Tuesday, Nov. 23: UC-Davis Chancellor Linda Katehi apologized to students Monday, telling them that she feels "horrible" about a police decision to douse nonviolent student demonstrators with pepper spray.
The apology came on the same day that her administration placed its police chief and two other officers on administrative leave in response to the outrage over a video showing the incident, which has already begun serving as something of a rallying cry for the Occupy Wall Street movement.
Katehi had previously said that she did not authorize police to use the chemical spray in the manner depicted in the video, but that has done little to quell the calls from many students, and even some professors, for her to step down in the wake of the incident.
The Los Angeles Times reports on the tense scene from campus:

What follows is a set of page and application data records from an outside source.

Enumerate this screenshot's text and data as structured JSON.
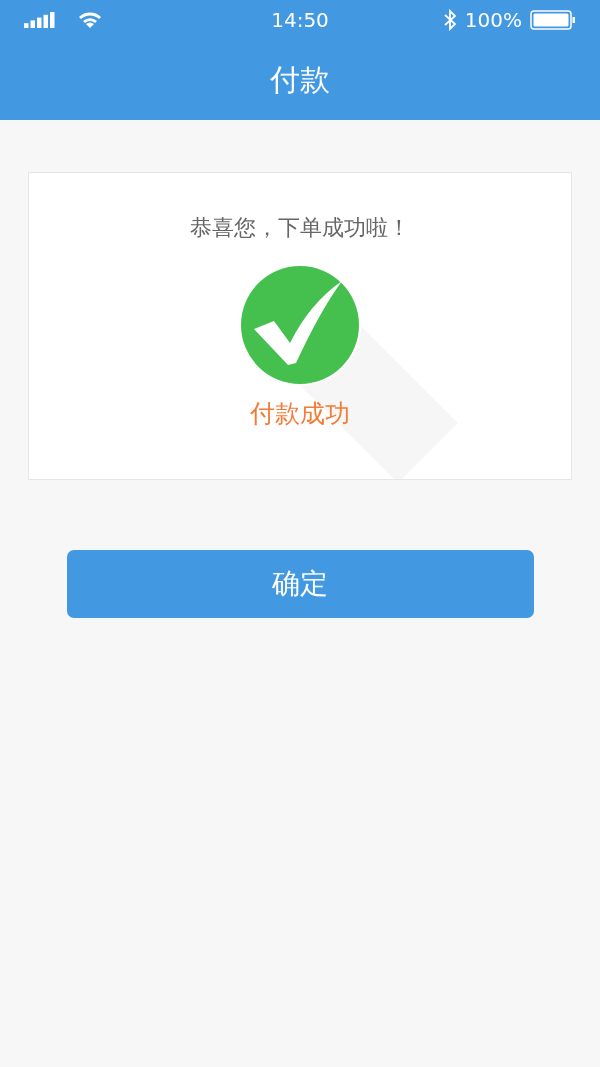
{
  "status_bar": {
    "time": "14:50",
    "battery": "100%"
  },
  "nav_bar": {
    "title": "付款"
  },
  "result_card": {
    "message": "恭喜您，下单成功啦！",
    "status": "付款成功"
  },
  "confirm_button": {
    "label": "确定"
  }
}
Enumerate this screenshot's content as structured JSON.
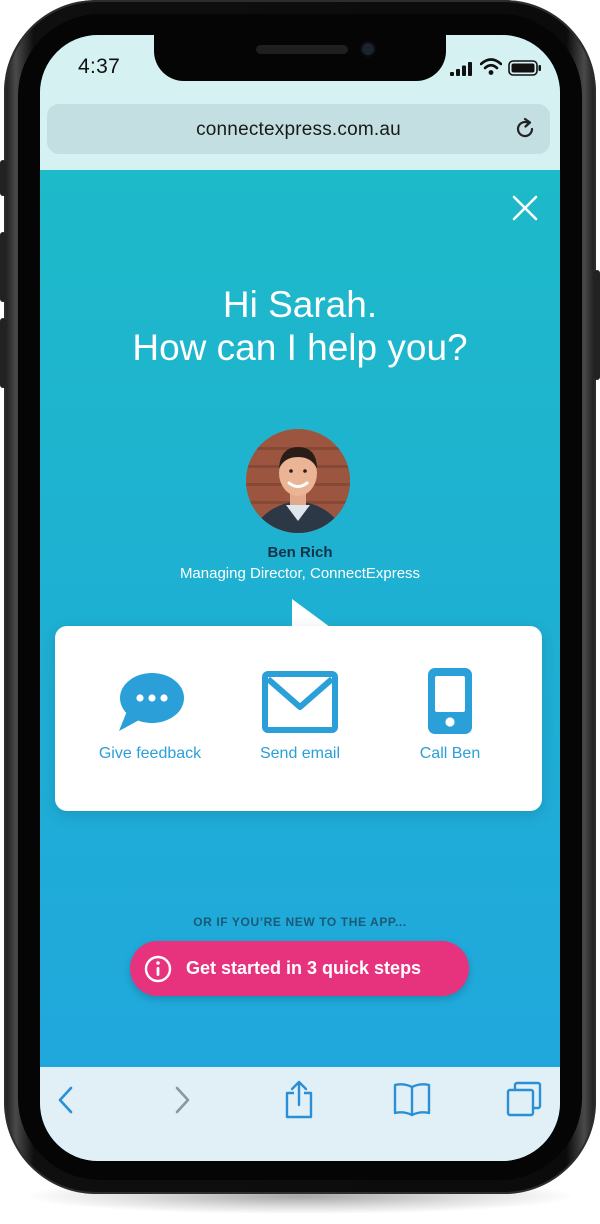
{
  "status_bar": {
    "time": "4:37"
  },
  "browser": {
    "url": "connectexpress.com.au"
  },
  "greeting": {
    "line1": "Hi Sarah.",
    "line2": "How can I help you?"
  },
  "contact": {
    "name": "Ben Rich",
    "role": "Managing Director, ConnectExpress"
  },
  "actions": [
    {
      "label": "Give feedback",
      "icon": "chat-bubble-icon"
    },
    {
      "label": "Send email",
      "icon": "envelope-icon"
    },
    {
      "label": "Call Ben",
      "icon": "mobile-phone-icon"
    }
  ],
  "onboarding": {
    "prompt": "OR IF YOU’RE NEW TO THE APP...",
    "button_label": "Get started in 3 quick steps"
  },
  "toolbar": {
    "icons": [
      "back-icon",
      "forward-icon",
      "share-icon",
      "bookmarks-icon",
      "tabs-icon"
    ]
  },
  "colors": {
    "accent_blue": "#2a9fd8",
    "cta_pink": "#e7337d",
    "gradient_top": "#1dbdc6",
    "gradient_bottom": "#21a6df"
  }
}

During a tense speech Monday before more than 1,000 students and faculty members on the normally quiet Central Valley campus' main quad, Chancellor Linda P.B. Katehi tried to quell criticism over the incident, as well as how university officials handled the aftermath.
"I am here to apologize," an emotional Katehi said after struggling through the crowd to a small stage where some of the students who'd been pepper-sprayed had just described their ordeal. "I feel horrible for what happened."
The chancellor's appearance drew dueling boos and cries of "Let her speak!"
Monday, Nov.22: Turns out you can’t just douse peaceful protesters in pepper spray with impunity.
UC-Davis has placed its police chief and two officers on administrative leave in response to outrage over a video (embedded below) showing the officers nonchalantly dousing students with the inflammatory chemical as they sat cross-legged in a row on the school’s quad. The video went viral over the weekend, becoming a symbol of police brutality toward Occupy Wall Street activists.
The university’s chancellor, Linda Katehi, issued a statement Monday explaining the decision to put the campus police chief on leave, CBS News reports. “As I have gathered more information about the events that took place on our Quad on Friday, it has become clear to me that this is a necessary step toward restoring trust on our campus," she said.
Katehi has come in for plenty of criticism herself. Another widely circulated YouTube video shows student protesters silently watching her as she walked from a campus building to her car after rejecting calls to step down.
The LA Times notes that the officer who pepper-sprayed the students has been honored for his police work in the past. Ironically, he was credited for subduing an out-of-control medical center patient without resorting to a baton or pepper spray. “‘You've got all these tools on your belt, but sometimes they're not the best tools,” he explained.
A Washington Post article predicts the pepper-spray video will become a defining image of the Occupy movement, “rivaling in symbolic power, if not in actual violence, images from the Kent State shootings more than 40 years ago.” From the article:
It looks as though he’s spraying weeds in the garden or coating the oven with caustic cleanser. It’s not just the casual, dispassionate manner in which the University of California at Davis police officer pepper-sprays a line of passive students sitting on the ground. It’s the way the can becomes merely a tool, an implement that diminishes the humanity of the students and widens a terrifying gulf between the police and the people whom they are entrusted to protect.
The image has already become an Internet meme. Mashable has a slideshow of Photoshopped pictures of the officer pepper-spraying everything from the Home Alone kid to Bambi.
Here's the YouTube video: